  • Ability to copy sections of an ebook or document like a bitmap screen grab – you could then past this into your notes.
  • Inserting images from documents (see above).
  • Ability to mark areas of a template that are not writable – like a logo area, or a part of a form. Really helpful if you hand the pad to someone to fill out a form.
  • Ability to mark an area as a “checkbox/on off.” Would make a to do list much more satiusfying, from a lizard-brain standpoint.
  • Ability to create links between sheets, or notebooks. Meaning, you mark an object or word (really just an area you define) and then link it to another page. So you could have a bunch of notes about something, and then when you mention a certain thing that links to a whole page you have on it. That way you could really expand on an idea by immediately going to a whole page (or notebook on it). How cool would that be if this linking was retained when you send someone the PDF? eg – So, as we learned in the last meeting, or this would be explored more in the garden, or this idea would be enhanced by a rewards program, etc. You’d have a hyperlink enabled notebook.
  • Huge yet simple: A change to the main interface that instead of using small rectangles would just display one big folder the size of the page. Then each folder “behind’ it that you create would show its tab along the side – the same way an actual notebook/organizer would use tabs. Then the entire notepad would feel like a notebook organizer. (See crude drawing below).
  • Some tablets recognize “gestures” in that you can make a gesture with your fingers to activate a feature. Since the reMarkable recognizes both the pen and touch input use could really be enhanced by just a few gestures. For example swiping up with a finger = minimize all controls, swiping left = undo, right = redo, double tapping the center of the screen would cycle through the various templates, and swiping bottom left to upper right would send just that sheet via email.
Crude drawing made on reMarkable about folders. Do you understand how easy it was to whip this up, go on my phone, screen grab/crop it and add it to this post? “Very.”
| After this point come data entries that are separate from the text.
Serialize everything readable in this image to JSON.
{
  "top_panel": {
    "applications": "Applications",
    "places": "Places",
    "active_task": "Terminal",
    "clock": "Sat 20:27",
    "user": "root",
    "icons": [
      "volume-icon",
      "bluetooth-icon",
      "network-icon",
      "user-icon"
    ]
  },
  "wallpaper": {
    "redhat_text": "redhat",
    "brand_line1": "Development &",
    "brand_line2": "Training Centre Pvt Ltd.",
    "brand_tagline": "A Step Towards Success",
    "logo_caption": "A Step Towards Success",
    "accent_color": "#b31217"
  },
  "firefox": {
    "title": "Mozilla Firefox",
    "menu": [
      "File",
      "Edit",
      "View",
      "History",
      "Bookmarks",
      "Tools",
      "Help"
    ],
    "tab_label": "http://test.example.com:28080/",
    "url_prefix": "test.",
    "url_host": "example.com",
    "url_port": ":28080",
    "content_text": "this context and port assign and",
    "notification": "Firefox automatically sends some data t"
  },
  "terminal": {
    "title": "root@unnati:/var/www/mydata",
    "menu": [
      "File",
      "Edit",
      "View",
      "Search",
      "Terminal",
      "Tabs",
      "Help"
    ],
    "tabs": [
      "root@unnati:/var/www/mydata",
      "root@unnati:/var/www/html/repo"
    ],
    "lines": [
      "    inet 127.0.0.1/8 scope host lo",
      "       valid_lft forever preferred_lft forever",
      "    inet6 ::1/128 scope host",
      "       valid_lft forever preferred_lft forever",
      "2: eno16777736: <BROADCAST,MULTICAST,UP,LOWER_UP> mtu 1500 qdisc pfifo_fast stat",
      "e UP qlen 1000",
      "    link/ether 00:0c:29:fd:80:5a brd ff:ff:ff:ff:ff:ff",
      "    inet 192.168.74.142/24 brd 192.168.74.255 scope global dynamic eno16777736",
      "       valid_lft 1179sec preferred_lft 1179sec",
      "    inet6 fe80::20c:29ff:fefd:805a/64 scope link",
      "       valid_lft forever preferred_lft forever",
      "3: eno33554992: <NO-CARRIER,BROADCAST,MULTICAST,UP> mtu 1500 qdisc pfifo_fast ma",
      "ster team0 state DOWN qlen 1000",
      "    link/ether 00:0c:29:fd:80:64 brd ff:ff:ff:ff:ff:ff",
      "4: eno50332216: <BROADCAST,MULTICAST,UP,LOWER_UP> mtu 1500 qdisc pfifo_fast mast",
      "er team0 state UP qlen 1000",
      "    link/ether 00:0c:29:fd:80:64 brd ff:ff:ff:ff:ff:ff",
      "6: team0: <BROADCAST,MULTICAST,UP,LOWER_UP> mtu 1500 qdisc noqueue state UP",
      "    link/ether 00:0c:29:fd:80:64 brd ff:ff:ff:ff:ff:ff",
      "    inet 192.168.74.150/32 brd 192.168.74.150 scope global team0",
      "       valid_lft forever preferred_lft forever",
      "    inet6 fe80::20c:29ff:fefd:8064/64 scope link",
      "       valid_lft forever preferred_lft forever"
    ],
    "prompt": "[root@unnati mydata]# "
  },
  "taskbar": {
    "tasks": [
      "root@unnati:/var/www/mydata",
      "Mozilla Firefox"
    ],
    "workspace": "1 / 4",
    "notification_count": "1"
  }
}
Executive Summary

  • If you want an electronic version of a notepad and you’re serious about it, this is a great choice.
  • If you take a lot of notes, and want them all in one place (and have the bonus of sharing) this is a great choice.
  • If you want want to simplify and declutter and are a note-taker, this is a great choice
  • If you go to meetings, conduct interviews and want to have your notes be available in their original form this is a great choice
  • If you want an electronic tablet and want to back a startup vs. a giant company this is a great choice.
  • If your desk is a mess and you have post-its all over the place and often find yourself writing things on the back of envelopes, perhaps this would relieve a lot of stress…
  • If you want an ereader, get a Kindle instead and leverage the massive Amazon library and your prime account.
  • If you want to take super complex notes, and browse the web, watch youtube videos, use a keyboard, then get an iPad pro.
  • If you are an artist and want everything between you and the paper gone, this is a great choice (and a better writing experience).
  • If you like “split screen” stuff or consider yourself a “master multitasker” then this probably isn’t for you (and you should listen to my podcast on what multitasking really is, or check out the AFL Book).

Overall I would recommend this for the reasons stated above.

About me

I’ve run a small tech consulting business for 15+years, became a coach three years ago, published four books and a card game, invented a role playing game 20 years ago, love notes and writing and keep damn good documentation. I have an eye for noticing things others don’t and a desire to help everyone also see that, gently and without condescension. As far as I know.

Was this helpful?

I tried to tell you as much as I could, from the standpoint of someone seriously considering taking the plunge (well, I already did I guess). Let me know if I missed something. And let me know if you’d like to see a video on this too.

8/21/2019 Update – 1.8.0.4 update was just released.